### Assignment
Return each line of the records below in which the string "Applicable" turns up.

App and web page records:
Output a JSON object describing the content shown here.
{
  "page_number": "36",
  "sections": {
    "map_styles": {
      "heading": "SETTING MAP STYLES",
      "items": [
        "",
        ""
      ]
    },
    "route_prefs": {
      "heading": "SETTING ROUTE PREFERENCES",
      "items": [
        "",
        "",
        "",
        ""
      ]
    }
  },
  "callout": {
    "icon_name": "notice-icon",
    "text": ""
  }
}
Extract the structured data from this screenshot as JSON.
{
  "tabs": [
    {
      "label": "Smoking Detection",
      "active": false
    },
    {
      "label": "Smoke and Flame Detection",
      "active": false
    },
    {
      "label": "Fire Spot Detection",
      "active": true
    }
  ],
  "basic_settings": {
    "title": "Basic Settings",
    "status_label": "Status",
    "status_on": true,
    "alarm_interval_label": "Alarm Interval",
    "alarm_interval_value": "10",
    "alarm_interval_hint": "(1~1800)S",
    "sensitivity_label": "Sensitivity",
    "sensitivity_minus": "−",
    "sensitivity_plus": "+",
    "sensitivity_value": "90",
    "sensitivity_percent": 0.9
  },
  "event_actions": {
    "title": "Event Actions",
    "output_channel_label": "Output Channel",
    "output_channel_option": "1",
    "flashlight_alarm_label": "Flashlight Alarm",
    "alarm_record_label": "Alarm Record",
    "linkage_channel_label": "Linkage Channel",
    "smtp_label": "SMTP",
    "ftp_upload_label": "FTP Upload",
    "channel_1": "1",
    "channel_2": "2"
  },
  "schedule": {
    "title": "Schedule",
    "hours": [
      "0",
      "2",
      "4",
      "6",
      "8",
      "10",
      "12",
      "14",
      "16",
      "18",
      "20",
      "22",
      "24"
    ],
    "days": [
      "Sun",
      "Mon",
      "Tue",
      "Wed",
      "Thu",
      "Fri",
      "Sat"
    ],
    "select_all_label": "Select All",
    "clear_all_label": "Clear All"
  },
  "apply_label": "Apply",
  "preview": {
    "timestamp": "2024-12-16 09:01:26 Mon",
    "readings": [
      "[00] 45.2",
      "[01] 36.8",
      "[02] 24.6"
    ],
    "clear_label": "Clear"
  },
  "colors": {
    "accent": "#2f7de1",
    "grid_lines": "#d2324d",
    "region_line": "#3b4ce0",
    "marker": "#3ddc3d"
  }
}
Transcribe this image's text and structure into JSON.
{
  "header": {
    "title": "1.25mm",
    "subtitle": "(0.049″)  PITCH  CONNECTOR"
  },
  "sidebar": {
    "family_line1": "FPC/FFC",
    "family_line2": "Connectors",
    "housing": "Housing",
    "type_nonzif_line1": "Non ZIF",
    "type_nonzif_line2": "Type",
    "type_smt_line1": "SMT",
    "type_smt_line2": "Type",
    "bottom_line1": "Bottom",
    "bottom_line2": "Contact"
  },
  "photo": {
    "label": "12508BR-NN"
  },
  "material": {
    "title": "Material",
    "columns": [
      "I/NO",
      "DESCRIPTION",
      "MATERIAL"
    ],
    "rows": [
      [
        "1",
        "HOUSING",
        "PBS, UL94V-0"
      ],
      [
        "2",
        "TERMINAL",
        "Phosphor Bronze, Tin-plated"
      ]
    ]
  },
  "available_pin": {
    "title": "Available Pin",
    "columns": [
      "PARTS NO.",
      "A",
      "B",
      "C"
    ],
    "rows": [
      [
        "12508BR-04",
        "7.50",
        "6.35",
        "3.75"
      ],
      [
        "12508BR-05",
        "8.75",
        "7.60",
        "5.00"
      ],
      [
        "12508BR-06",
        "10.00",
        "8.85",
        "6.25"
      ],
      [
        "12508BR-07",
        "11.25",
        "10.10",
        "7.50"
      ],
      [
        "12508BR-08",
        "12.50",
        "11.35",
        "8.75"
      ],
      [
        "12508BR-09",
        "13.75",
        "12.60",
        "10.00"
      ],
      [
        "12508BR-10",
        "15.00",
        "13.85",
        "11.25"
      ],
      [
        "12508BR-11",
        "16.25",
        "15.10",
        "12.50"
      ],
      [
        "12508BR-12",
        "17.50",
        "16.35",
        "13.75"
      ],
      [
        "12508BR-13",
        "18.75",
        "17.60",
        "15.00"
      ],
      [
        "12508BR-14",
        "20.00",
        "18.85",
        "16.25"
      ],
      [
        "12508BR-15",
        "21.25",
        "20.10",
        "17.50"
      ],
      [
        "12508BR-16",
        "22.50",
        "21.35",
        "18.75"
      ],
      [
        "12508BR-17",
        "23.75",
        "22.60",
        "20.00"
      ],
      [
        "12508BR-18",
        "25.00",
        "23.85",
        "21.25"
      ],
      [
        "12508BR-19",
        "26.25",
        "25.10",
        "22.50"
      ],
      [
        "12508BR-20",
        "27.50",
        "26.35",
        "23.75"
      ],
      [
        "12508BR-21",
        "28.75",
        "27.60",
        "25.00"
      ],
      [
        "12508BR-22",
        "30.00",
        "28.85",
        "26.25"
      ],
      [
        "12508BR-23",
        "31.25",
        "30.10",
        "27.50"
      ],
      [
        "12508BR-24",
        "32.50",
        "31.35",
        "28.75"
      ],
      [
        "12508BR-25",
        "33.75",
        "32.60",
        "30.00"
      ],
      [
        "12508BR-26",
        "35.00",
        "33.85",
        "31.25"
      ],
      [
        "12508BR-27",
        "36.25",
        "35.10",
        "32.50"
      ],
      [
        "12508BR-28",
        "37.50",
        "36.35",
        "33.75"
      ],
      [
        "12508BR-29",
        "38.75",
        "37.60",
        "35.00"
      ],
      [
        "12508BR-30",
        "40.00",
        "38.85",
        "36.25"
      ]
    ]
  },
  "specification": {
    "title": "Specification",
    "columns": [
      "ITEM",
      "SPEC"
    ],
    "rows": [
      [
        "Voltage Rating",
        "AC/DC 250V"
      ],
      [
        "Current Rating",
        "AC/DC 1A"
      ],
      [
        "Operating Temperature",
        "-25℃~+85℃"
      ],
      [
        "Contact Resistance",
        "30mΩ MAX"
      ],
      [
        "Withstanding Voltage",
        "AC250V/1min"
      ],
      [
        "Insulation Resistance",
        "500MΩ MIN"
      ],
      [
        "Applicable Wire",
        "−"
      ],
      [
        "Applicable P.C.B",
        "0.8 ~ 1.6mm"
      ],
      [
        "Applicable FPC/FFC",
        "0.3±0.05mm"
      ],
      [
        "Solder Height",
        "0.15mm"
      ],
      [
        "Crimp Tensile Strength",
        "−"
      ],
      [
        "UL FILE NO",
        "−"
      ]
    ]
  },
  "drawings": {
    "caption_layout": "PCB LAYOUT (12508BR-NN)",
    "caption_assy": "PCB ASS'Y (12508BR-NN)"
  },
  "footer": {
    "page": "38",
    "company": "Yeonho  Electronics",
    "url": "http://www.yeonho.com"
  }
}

### Task answer
        "Applicable Wire",
        "Applicable P.C.B",
        "Applicable FPC/FFC",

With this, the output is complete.